→ Supplied data:
+++++
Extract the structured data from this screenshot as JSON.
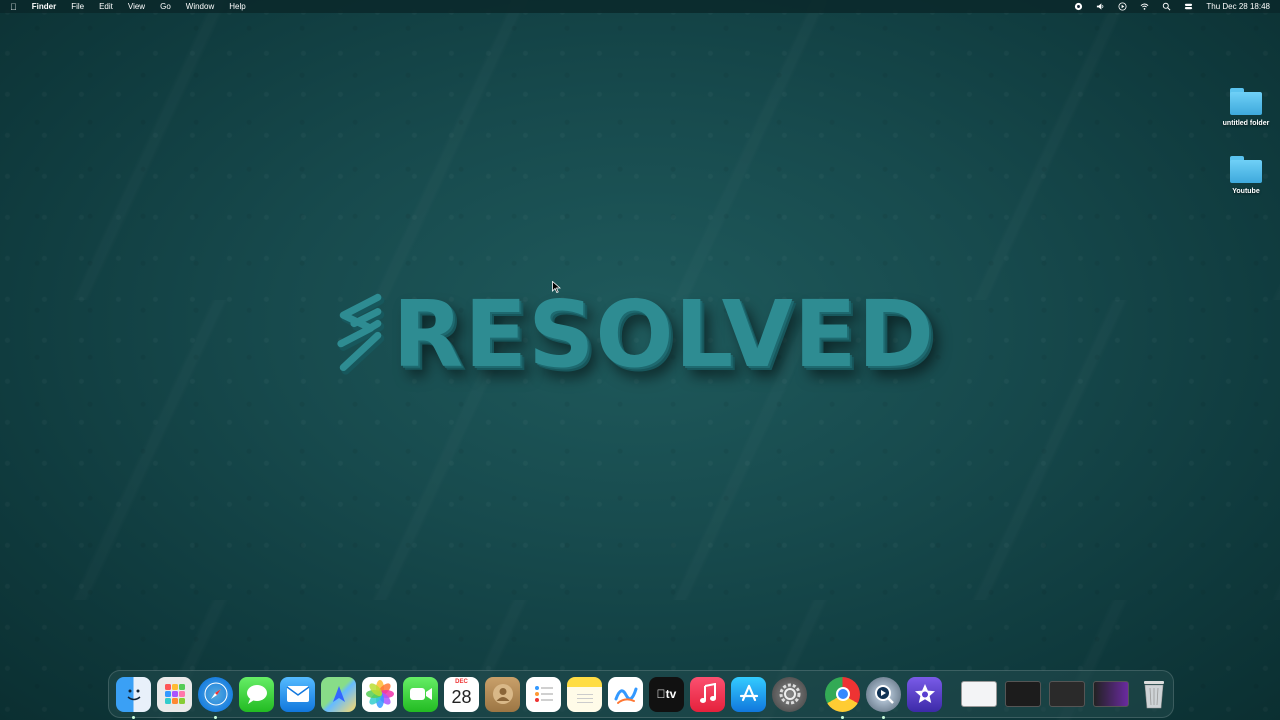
{
  "menubar": {
    "app_name": "Finder",
    "menus": [
      "File",
      "Edit",
      "View",
      "Go",
      "Window",
      "Help"
    ],
    "clock": "Thu Dec 28  18:48"
  },
  "desktop": {
    "icons": [
      {
        "label": "untitled folder"
      },
      {
        "label": "Youtube"
      }
    ]
  },
  "wallpaper": {
    "logo_text": "RESOLVED"
  },
  "dock": {
    "calendar": {
      "month": "DEC",
      "day": "28"
    },
    "tv_label": "tv"
  },
  "colors": {
    "wallpaper": "#174a4d",
    "logo": "#2e8c92",
    "folder": "#5bc3ef"
  }
}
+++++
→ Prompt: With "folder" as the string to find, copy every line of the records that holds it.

→ Answer space:
        "label": "untitled folder"
    "folder": "#5bc3ef"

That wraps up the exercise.